Mallya is friends with some of India's top politicians and has clout, which may have helped the airline sputter on for as long as it has. Kingfisher's bank consortium consists mainly of state lenders led by State Bank of India.
However, the patience of India's regulators has been running thin since Kingfisher began slashing flight schedules late last year, disrupting the travel plans of thousands.
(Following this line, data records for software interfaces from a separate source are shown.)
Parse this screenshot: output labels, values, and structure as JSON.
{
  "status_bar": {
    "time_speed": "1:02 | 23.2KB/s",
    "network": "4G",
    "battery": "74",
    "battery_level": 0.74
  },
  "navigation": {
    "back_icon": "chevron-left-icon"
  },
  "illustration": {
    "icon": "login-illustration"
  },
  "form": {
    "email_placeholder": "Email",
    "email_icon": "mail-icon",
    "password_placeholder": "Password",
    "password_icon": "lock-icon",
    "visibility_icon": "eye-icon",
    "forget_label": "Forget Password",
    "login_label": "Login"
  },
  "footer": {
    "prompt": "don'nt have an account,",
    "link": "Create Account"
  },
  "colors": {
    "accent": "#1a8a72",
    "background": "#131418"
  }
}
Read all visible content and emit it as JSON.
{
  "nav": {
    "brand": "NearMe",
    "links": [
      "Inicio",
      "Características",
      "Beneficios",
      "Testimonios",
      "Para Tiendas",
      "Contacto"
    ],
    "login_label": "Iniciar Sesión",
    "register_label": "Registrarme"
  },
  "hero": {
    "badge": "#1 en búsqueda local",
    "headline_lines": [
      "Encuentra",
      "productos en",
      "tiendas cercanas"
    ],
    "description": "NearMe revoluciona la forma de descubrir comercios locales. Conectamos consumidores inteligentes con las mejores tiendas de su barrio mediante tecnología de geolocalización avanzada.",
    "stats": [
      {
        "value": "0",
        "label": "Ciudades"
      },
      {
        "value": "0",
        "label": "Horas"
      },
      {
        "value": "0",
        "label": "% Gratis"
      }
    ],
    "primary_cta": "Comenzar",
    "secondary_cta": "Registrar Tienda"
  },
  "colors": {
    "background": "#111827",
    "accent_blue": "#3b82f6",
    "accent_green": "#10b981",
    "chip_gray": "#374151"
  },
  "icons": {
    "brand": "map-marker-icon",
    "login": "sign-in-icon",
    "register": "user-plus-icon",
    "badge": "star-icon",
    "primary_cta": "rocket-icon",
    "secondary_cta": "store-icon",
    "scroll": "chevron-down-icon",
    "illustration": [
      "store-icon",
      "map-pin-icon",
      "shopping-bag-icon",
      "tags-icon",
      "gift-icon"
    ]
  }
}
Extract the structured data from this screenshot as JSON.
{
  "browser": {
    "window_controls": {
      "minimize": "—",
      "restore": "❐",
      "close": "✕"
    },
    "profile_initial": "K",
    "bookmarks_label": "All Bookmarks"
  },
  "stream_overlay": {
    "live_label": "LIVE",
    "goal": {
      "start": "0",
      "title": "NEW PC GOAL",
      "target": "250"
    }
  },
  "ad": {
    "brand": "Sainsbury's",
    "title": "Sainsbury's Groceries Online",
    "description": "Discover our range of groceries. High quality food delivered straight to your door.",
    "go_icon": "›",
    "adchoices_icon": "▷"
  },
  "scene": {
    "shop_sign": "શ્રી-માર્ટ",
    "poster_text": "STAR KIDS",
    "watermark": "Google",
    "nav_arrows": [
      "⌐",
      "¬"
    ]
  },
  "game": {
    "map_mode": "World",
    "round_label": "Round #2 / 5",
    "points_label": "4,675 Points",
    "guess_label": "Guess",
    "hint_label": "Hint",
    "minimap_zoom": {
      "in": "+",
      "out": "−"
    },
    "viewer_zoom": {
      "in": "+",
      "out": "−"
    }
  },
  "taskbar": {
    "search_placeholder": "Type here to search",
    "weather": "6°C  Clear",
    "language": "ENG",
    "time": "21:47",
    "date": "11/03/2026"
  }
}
Meanwhile, the government has an in-built conflict of interest as both the airline's regulator and owner of ailing rival, Air India.
"Vijay Mallya has to convince DGCA (directorate general of civil aviation) that he is in a position to operate an airline ... The onus is on him," minister Ajit Singh said on Tuesday.
In one glimmer of good news, Mallya said on Tuesday that the authorities had unfrozen some of the airline's bank accounts in Bangalore, where it is based, but gave no details.